| WHAT IS REQUIRED |
Report each line of the records below that holds the word "Fraud".

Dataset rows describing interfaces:
************
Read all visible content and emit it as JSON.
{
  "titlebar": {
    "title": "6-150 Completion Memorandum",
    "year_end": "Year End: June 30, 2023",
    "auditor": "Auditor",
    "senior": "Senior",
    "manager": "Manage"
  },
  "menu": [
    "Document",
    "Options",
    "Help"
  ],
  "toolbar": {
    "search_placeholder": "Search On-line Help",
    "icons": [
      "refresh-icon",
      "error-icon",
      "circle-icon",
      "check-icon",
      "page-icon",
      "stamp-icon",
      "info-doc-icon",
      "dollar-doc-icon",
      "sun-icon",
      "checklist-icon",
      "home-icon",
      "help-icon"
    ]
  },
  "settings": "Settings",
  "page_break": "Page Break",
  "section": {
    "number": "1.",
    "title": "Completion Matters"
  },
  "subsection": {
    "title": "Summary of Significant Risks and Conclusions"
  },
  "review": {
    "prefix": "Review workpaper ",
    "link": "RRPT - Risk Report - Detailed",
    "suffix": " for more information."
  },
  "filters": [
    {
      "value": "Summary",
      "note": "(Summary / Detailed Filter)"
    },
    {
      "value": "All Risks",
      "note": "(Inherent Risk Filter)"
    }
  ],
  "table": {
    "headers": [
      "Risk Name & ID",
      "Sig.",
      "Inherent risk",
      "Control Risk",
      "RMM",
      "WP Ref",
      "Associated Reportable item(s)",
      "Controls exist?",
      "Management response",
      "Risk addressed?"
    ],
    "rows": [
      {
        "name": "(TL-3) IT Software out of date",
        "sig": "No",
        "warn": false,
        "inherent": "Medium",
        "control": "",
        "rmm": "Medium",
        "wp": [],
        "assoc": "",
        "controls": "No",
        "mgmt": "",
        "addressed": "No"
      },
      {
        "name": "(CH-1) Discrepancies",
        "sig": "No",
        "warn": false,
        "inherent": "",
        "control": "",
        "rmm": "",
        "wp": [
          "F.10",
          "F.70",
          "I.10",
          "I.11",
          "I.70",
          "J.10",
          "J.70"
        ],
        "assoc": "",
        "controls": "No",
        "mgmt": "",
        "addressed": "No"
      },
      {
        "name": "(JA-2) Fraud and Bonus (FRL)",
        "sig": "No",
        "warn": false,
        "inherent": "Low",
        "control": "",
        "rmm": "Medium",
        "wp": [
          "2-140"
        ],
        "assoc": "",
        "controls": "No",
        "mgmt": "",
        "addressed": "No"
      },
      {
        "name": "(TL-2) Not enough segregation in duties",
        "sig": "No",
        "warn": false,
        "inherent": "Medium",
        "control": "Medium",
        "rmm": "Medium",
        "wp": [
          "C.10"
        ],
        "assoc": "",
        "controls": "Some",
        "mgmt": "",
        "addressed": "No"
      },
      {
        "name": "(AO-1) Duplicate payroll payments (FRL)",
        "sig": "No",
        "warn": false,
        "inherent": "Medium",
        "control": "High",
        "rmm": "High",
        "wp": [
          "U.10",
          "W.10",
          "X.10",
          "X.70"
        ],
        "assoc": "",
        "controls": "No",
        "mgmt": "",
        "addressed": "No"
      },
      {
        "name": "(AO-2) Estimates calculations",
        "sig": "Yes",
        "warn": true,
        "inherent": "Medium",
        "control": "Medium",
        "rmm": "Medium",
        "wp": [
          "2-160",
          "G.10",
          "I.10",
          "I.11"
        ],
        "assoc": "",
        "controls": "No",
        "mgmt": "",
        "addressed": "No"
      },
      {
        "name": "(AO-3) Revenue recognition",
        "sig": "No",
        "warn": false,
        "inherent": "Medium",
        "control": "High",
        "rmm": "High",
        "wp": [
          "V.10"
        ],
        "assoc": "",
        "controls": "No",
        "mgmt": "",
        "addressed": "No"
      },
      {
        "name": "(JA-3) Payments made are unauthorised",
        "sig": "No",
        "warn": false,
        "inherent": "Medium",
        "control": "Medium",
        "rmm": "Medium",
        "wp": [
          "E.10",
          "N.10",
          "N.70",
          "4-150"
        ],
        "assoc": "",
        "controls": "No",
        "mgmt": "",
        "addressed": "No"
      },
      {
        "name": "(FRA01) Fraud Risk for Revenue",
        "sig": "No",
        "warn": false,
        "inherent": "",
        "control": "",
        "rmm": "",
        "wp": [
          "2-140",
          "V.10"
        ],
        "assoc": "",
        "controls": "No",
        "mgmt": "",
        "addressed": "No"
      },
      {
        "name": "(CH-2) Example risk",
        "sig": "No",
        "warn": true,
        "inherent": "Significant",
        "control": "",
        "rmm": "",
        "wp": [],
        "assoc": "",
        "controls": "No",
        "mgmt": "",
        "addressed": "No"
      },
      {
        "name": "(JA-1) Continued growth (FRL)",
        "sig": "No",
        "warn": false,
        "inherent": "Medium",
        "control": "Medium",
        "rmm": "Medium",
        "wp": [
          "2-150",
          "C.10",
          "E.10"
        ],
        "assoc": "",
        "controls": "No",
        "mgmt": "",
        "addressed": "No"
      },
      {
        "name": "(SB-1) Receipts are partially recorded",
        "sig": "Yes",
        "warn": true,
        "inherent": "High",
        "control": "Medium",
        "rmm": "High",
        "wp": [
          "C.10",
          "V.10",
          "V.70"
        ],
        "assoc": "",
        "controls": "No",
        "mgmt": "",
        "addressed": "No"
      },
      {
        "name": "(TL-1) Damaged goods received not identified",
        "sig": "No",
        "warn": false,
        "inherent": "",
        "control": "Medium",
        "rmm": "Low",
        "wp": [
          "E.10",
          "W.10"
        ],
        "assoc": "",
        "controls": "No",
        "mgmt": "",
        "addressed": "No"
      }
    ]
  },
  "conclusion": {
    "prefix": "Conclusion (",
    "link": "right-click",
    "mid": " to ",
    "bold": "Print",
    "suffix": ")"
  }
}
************
| ANSWER TO THE PROBLEM |
        "name": "(JA-2) Fraud and Bonus (FRL)",
        "name": "(FRA01) Fraud Risk for Revenue",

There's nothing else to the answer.